Saturday, 22 November 2014
The grapes for this Cockfighter's Ghost cabernet sauvignon are sourced from Langhorne Creek south of Adelaide, and then trucked to far away Pokolbin in the Hunter Valley to be turned into wine more than one thousand kilometres away. That grapes can travel quite so far is remarkable, although not uncommon. The result here is a pleasant sort of a wine. Its aromatics remind mostly of menthol and spice. Some pangs from its 12 months in French oak resolve with air. The palate reminds of blackcurrant, with some depth of flavour.

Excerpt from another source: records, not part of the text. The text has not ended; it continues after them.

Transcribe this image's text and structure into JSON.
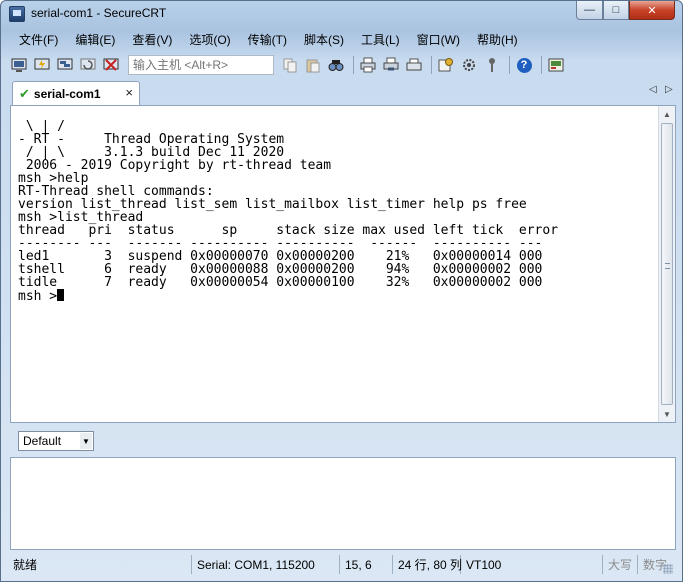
{
  "window": {
    "title": "serial-com1 - SecureCRT",
    "minimize_glyph": "—",
    "maximize_glyph": "□",
    "close_glyph": "✕"
  },
  "menu": {
    "items": [
      "文件(F)",
      "编辑(E)",
      "查看(V)",
      "选项(O)",
      "传输(T)",
      "脚本(S)",
      "工具(L)",
      "窗口(W)",
      "帮助(H)"
    ]
  },
  "toolbar": {
    "quick_connect_placeholder": "输入主机 <Alt+R>",
    "help_glyph": "?",
    "icons": [
      "connect-icon",
      "quick-connect-icon",
      "connect-tab-icon",
      "reconnect-icon",
      "disconnect-icon",
      "copy-icon",
      "paste-icon",
      "find-icon",
      "print-icon",
      "print-selection-icon",
      "printer-icon",
      "session-options-icon",
      "global-options-icon",
      "keymap-icon",
      "help-icon",
      "sftp-icon"
    ]
  },
  "tab": {
    "label": "serial-com1",
    "close_glyph": "×",
    "prev_glyph": "◁",
    "next_glyph": "▷"
  },
  "terminal": {
    "lines": [
      " \\ | /",
      "- RT -     Thread Operating System",
      " / | \\     3.1.3 build Dec 11 2020",
      " 2006 - 2019 Copyright by rt-thread team",
      "msh >help",
      "RT-Thread shell commands:",
      "version list_thread list_sem list_mailbox list_timer help ps free",
      "msh >list_thread",
      "thread   pri  status      sp     stack size max used left tick  error",
      "-------- ---  ------- ---------- ----------  ------  ---------- ---",
      "led1       3  suspend 0x00000070 0x00000200    21%   0x00000014 000",
      "tshell     6  ready   0x00000088 0x00000200    94%   0x00000002 000",
      "tidle      7  ready   0x00000054 0x00000100    32%   0x00000002 000"
    ],
    "prompt": "msh >"
  },
  "chat": {
    "session_selected": "Default"
  },
  "statusbar": {
    "ready": "就绪",
    "serial": "Serial: COM1, 115200",
    "position": "15,   6",
    "size": "24 行, 80 列",
    "terminal_type": "VT100",
    "caps": "大写",
    "num": "数字"
  }
}
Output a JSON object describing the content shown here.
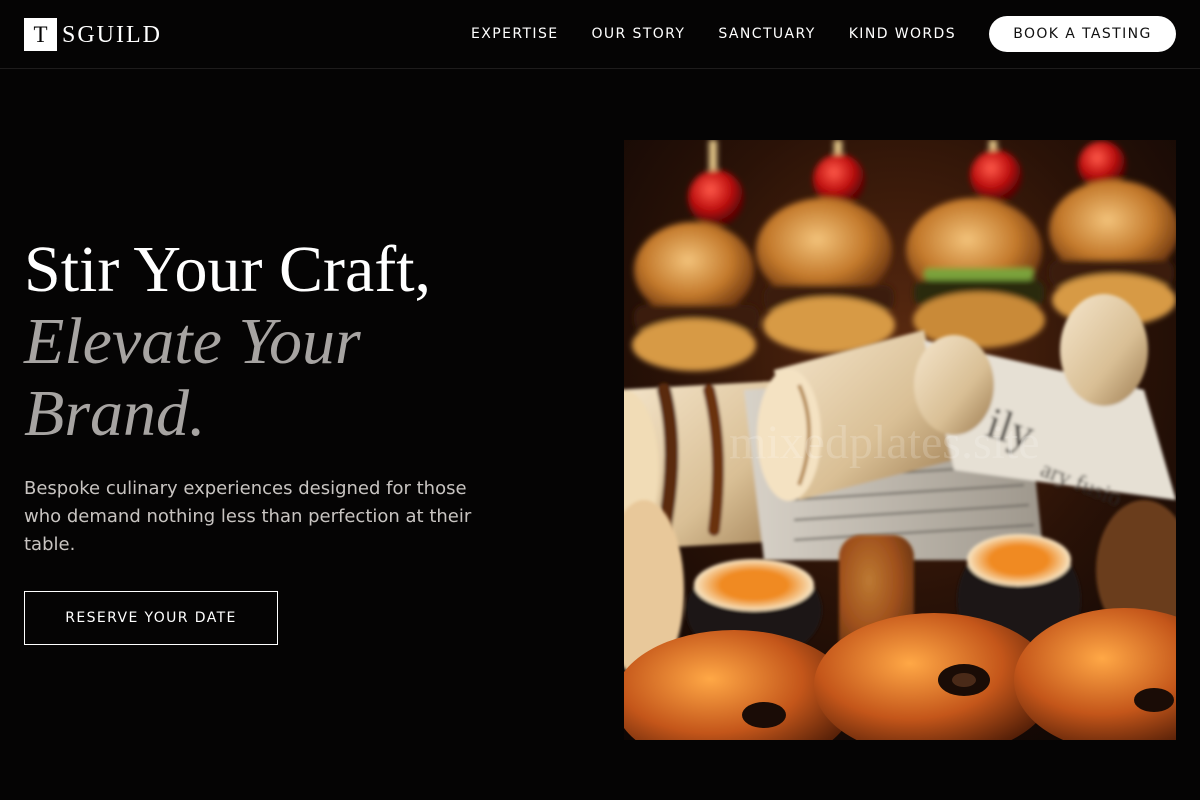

Rating: Acceptable to Good, Abv: 14%, Price: $22, Source: sample, Vendors: http://www.wine-searcher.com/, Website: http://www.cockfightersghost.com.au, Tasted: 2014
Tuesday, 18 November 2014
Len Evans's tome, the Complete Book of Australian Wine observed in 1984 that
"the most famous Australian pinot noir wines have been made in the Hunter Valley."I am little position to comment as to its veracity in 1984, but few would agree with such a statement in 2014. A reminder perhaps of the fragility of things and thoughts; perhaps even those firmly held. The comment in the next paragraph proves more prescient:
"From its performance overseas, it would seem that pinot noir is more suited to cooler districts than the Hunter" (p366)We return here then to the start, with an unexpected straight pinot noir from the Hunter Valley in 2014. The producer is Bilgavia Estate, although the spell checker demonstrates a persistent fondness for the word Bulgaria. Aromatically, this release is stemmy, herby and leafy with cranberry jam reminders. The palate has jaunty acidity, and lacks pinot noir characters with a plainness that eludes interest. With time, the component parts of the wine settle in the glass to reveal no particular fault, albeit a wine with more questions than answers. I wouldn't wish to drink this.
Rating: Acceptable, Abv: 14%, Price: $26, Source: sample, Vendors: http://www.wine-searcher.com/, Website: http://wine.bilgaviaestate.com.au, Tasted: 2014
Monday, 17 November 2014
This wine rather tastes of a classic, tooth staining Coonawarra. Yet unexpectedly, Coonawarra does not in fact appear to appear on the label. Instead, only the substantially wider, and more humble, geographic indication of Limestone Coast is claimed. To add to the mystique, St Mary's website refers to the vines as being grown on a terra rossa ridge running through the vineyard, situated 15 kilometres west of Penola. Thus, we would appear here to have the ingredients of Coonawarra, without the label. This is a much better state of affairs than the converse.
The wine in the glass has heady aromatics of menthol, vanilla, wood and blackcurrant. There's long length on the palate, together with expressions of mint, menthol and resounding blackcurrant again. Rich and full bodied, this burly wine is matched in power only by its oak maturation, although ultimately the two reconcile. Overall, this is a structured, flavoursome and full wine that promises a long life ahead.
Rating: Very Good, Abv: 14.5%, Price: $30, Vendors: http://www.wine-searcher.com/, Website: http://stmaryswines.com/, Tasted: 2014
Saturday, 15 November 2014
I see too little shiraz from the Hunter Valley in these parts. This wine from Bilgavia Estate immediately has that tang of earth, plum, leather and soft spice that transports you to this hot and steamy wine region north of Sydney. The palate has some cedary and toasty characters but these barrel characters do not overwhelm. The balance is tipped a little to the side by some charging acidity, but its general drinkability rights the ship. A Hunter Valley shiraz of some regional typicity.
Rating: Acceptable to Good, Abv: 12.5%, Price: $26, Source: sample, Vendors: http://www.wine-searcher.com/, Website: http://wine.bilgaviaestate.com.au, Tasted: 2014